By Bernard Vaughan
NEW YORK (Reuters) - An investor formerly known as the "King of Biotech" has reached a settlement with the U.S. Securities and Exchange Commission over a market manipulation scheme, according to court documents filed on Thursday.
David Blech, who earned the nickname as a founder of companies and a major investor in the biotechnology sector, agreed to pay $1.03 million in disgorgement and interest for the scheme.
In 2012 the SEC had accused Blech of buying and selling significant amounts of stock in two biopharmaceutical companies, Pluristem Therapeutics Inc and Intellect Neurosciences Inc through more than 50 brokerage accounts he established in the names of family and friends in order to create an artificial appearance of activity in the stocks.

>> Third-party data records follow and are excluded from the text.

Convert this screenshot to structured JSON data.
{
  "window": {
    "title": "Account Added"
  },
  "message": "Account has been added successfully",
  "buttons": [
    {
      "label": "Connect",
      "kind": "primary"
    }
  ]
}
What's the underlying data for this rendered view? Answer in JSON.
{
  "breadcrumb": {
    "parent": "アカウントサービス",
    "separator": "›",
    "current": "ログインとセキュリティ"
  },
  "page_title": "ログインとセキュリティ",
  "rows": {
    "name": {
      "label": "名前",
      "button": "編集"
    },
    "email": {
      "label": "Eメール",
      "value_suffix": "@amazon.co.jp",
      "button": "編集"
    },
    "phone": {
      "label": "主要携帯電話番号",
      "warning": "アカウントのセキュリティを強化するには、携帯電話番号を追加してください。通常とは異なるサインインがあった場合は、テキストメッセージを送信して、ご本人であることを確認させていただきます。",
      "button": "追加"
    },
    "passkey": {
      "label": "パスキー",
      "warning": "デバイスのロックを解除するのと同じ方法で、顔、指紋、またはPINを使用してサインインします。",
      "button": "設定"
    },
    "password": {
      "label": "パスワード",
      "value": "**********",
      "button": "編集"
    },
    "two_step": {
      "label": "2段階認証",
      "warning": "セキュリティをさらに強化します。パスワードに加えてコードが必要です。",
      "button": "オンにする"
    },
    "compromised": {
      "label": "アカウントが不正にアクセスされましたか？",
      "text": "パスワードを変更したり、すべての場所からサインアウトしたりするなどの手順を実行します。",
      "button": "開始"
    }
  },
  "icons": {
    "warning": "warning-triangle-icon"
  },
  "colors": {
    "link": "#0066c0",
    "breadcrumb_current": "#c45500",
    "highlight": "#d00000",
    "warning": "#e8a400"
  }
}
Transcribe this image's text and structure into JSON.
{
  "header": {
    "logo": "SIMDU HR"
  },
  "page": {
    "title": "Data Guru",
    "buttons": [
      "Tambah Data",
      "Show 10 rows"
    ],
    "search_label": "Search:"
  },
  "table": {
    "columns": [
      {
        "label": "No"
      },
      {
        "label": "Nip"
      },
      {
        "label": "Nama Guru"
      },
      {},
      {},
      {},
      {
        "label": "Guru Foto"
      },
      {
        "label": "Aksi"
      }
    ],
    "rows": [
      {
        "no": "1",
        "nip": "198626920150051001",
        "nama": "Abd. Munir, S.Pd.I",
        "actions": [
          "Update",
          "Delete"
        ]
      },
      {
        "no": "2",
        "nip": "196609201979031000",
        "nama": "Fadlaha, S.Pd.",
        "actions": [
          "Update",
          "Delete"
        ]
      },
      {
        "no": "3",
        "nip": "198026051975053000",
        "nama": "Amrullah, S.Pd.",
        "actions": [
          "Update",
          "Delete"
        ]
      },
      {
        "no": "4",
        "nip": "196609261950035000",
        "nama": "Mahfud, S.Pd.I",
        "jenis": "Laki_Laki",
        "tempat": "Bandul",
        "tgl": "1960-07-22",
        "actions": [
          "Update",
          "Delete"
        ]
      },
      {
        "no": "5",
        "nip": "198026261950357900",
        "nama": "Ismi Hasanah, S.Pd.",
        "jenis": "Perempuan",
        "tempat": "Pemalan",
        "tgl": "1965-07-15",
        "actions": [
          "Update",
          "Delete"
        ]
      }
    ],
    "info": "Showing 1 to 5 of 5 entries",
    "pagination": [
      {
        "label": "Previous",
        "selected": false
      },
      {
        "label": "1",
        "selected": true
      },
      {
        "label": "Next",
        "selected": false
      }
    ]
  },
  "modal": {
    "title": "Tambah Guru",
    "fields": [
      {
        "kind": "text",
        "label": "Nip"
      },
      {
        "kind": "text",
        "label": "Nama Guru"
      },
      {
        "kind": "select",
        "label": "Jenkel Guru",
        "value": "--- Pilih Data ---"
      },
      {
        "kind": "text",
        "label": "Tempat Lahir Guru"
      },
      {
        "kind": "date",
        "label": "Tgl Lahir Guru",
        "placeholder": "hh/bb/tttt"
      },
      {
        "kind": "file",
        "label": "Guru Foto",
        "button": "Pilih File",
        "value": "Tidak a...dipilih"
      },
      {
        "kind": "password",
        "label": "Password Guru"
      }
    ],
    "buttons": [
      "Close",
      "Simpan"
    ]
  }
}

The SEC complaint further accused Blech, who had already been convicted of securities fraud in 1998, of selling investments for biopharmaceutical companies despite being barred from acting as a broker-dealer. It also accused him and his wife, Margaret Chassman, of violating federal securities laws by making unregistered sales of securities and failing to disclose their transactions in brokerage accounts.
Chassman agreed to pay close to $550,000 in disgorgement, interest and a civil penalty, according to the settlement.
The settlement was approved by Magistrate Judge Sarah Netburn in Manhattan federal court.
"He's pleased to be putting this episode behind him," Roland Riopelle, a lawyer for Blech, said on Thursday.
A lawyer for Chassman declined to comment.
In May, Blech was sentenced to four years in prison after pleading guilty in a related criminal case to stock manipulation stemming from his trades in Pluristem and Intellect.
The case is USA v David Blech, U.S. District Court, Southern District of New York, No. 12-cr-00372.
(Reporting by Bernard Vaughan; Editing by Chris Gallagher)